With TV experience ranging from soap (The Bill, EastEnders, Brookside) to drama to Greek tragedy (Oedipus at Colonus and Iphegenia at Aulis), Kate’s recent TV appearances include Dr Flynn in Down To Earth and Judy Quigley in Holby City, both for the BBC. Film work includes An Ungentlemanly Act, a drama set on the Falkland Islands in which she played Connie, wife to Ian McNeice’s army major, Natural Lies directed by Ben Bolt and To Be The Best with Anthony Hopkins.

Kate has recently played the leading part of Amanda in Tennessee Williams’ The Glass Menagerie at the New Wolsey Theatre in Ipswich.

The Glass Menagerie – New Wolsey Theatre, Ipswich

At the head of this one-parent family is Amanda. In Kate Spiro’s remarkable performance she is a luminous visionary within a world where a secretarial course or a gentleman caller are all her daughter can hope for. Amanda, with her lubricious monologues, is one of those pesky belles who resolutely refuse to fade. Kate Spiro gives a hint of what Broadway, with actresses like Laurette Taylor and Uta Hagen, must have been like. We will be lucky to see a better performance this year.
Plays International

There’s the family matriarch Amanda (floridly and bitterly played – though not without comedy – by Kate Spiro). She, the deserted and faded Southern belle hating the St Louis tenement they live in, is caught between her illusions and often-repeated memories and the harsh, practical world with which she has to deal…For me this is one of those must-see plays. It gets a good treatment here.
East Anglian Daily Times

The Doll’s House – Haymarket Theatre Basingstoke

…success owes much to a splendid central performance of remarkable range by Kate Spiro. Her Nora is flamboyant, childish, courageous, unpredictable and eventually resolute, dignified and articulate. There is a marvellous ambiguity about much of her behaviour in the first two acts, which seems to be partly escapism, partly spontaneous enjoyment and partly unconscious rebellion. Spiro’s most obvious technical attribute is the ability to effect sudden convincing shifts in her character’s mood – exhilaration to fear, defiance to dismay. But there is also running through her interpretation the constant thread of Nora’s desire to establish her own worth, her need to “count”. And it is this above all that enables Spiro to succeed where many others have faltered, in making real dramatic sense of the crucial final scene.”
Mick Martin, The Guardian
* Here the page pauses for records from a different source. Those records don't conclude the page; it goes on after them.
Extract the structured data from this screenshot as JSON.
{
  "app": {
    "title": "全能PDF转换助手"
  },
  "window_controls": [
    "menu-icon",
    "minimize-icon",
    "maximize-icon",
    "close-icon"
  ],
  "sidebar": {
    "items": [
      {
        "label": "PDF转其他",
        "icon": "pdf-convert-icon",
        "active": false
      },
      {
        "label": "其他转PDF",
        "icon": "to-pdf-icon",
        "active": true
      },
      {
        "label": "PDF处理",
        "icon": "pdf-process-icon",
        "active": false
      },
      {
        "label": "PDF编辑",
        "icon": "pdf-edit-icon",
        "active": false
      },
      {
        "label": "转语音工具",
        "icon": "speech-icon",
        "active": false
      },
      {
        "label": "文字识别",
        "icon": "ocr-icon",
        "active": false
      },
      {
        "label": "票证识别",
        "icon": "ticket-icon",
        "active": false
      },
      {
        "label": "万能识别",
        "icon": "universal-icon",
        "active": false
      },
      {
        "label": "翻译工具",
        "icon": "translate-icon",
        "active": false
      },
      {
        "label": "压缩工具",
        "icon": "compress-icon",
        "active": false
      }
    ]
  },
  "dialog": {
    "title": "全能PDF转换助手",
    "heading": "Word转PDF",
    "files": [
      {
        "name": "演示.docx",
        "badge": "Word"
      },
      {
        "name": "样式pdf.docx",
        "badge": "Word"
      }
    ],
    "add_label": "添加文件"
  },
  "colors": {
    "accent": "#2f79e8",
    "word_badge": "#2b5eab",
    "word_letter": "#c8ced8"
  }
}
Hobson’s Choice – Derby Playhouse

…Maggie his wife, played by Kate Spiro was brilliant. She delivered her performance, at once both severe and comic, with an unsurpassed understanding of the character.
Burton Mail

Hard Times – Orange Tree

…Kate Spiro quite astonishingly conveys the doomed Louisa Gradgrind’s telescoped transition from girlhood to womanhood and the human breakdown induced by a life of inflexible logic.
Michael Billington, The Guardian

…But the evening belongs to Kate Spiro whose blistering portrayal of Louisa Gradgrind has forever banished my impression that all heroines in Dickens novels are simpering wimps.
Richmond and Twickenham Times

Hamlet, the First Quarto – Orange Tree

…Kate Spiro’s ‘Ofelia’ grows in substance. Her madness is ingenuous and very moving; everything has broken up inside her; the songs and riddles that burst from her mouth are splinters of what used to be a person.
Martin Cropper, The Times

A radiant Ofelia, Kate Spiro reveals a tuneful mezzo in her madness scene which she plays without the usually embarrassing whimsy or sexual abandon.
Richmond and Twickenham Times

Twelfth Night – Theatre Royal, Plymouth

…Kate Spiro in full mourning and of dignified presence as Olivia, giving a remarkable change of character in her translation from sorrow to joy.
Plymouth Gazette